■ **Items from a data source**
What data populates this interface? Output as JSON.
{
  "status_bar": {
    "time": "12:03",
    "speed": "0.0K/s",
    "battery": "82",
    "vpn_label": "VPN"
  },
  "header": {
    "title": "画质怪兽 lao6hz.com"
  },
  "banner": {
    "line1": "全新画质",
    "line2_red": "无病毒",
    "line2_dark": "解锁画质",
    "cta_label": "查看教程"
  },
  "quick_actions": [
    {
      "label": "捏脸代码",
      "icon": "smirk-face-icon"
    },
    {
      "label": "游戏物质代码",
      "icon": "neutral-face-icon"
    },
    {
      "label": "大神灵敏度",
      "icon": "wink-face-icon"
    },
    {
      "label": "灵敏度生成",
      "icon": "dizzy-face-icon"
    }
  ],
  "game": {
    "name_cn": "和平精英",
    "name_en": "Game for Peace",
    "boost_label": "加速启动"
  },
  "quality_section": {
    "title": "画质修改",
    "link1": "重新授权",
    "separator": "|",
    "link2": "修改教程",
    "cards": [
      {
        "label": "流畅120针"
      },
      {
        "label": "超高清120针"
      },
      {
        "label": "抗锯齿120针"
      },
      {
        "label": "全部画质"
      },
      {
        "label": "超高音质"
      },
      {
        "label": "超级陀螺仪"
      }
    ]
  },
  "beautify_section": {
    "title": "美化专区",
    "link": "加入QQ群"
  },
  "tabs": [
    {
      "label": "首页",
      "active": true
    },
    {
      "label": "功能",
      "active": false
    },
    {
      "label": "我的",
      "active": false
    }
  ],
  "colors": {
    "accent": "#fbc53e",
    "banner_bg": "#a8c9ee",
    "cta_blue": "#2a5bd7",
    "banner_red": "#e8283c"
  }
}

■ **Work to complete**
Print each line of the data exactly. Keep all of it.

■ **Task output**
What data populates this interface? Output as JSON.
{
  "status_bar": {
    "time": "12:03",
    "speed": "0.0K/s",
    "battery": "82",
    "vpn_label": "VPN"
  },
  "header": {
    "title": "画质怪兽 lao6hz.com"
  },
  "banner": {
    "line1": "全新画质",
    "line2_red": "无病毒",
    "line2_dark": "解锁画质",
    "cta_label": "查看教程"
  },
  "quick_actions": [
    {
      "label": "捏脸代码",
      "icon": "smirk-face-icon"
    },
    {
      "label": "游戏物质代码",
      "icon": "neutral-face-icon"
    },
    {
      "label": "大神灵敏度",
      "icon": "wink-face-icon"
    },
    {
      "label": "灵敏度生成",
      "icon": "dizzy-face-icon"
    }
  ],
  "game": {
    "name_cn": "和平精英",
    "name_en": "Game for Peace",
    "boost_label": "加速启动"
  },
  "quality_section": {
    "title": "画质修改",
    "link1": "重新授权",
    "separator": "|",
    "link2": "修改教程",
    "cards": [
      {
        "label": "流畅120针"
      },
      {
        "label": "超高清120针"
      },
      {
        "label": "抗锯齿120针"
      },
      {
        "label": "全部画质"
      },
      {
        "label": "超高音质"
      },
      {
        "label": "超级陀螺仪"
      }
    ]
  },
  "beautify_section": {
    "title": "美化专区",
    "link": "加入QQ群"
  },
  "tabs": [
    {
      "label": "首页",
      "active": true
    },
    {
      "label": "功能",
      "active": false
    },
    {
      "label": "我的",
      "active": false
    }
  ],
  "colors": {
    "accent": "#fbc53e",
    "banner_bg": "#a8c9ee",
    "cta_blue": "#2a5bd7",
    "banner_red": "#e8283c"
  }
}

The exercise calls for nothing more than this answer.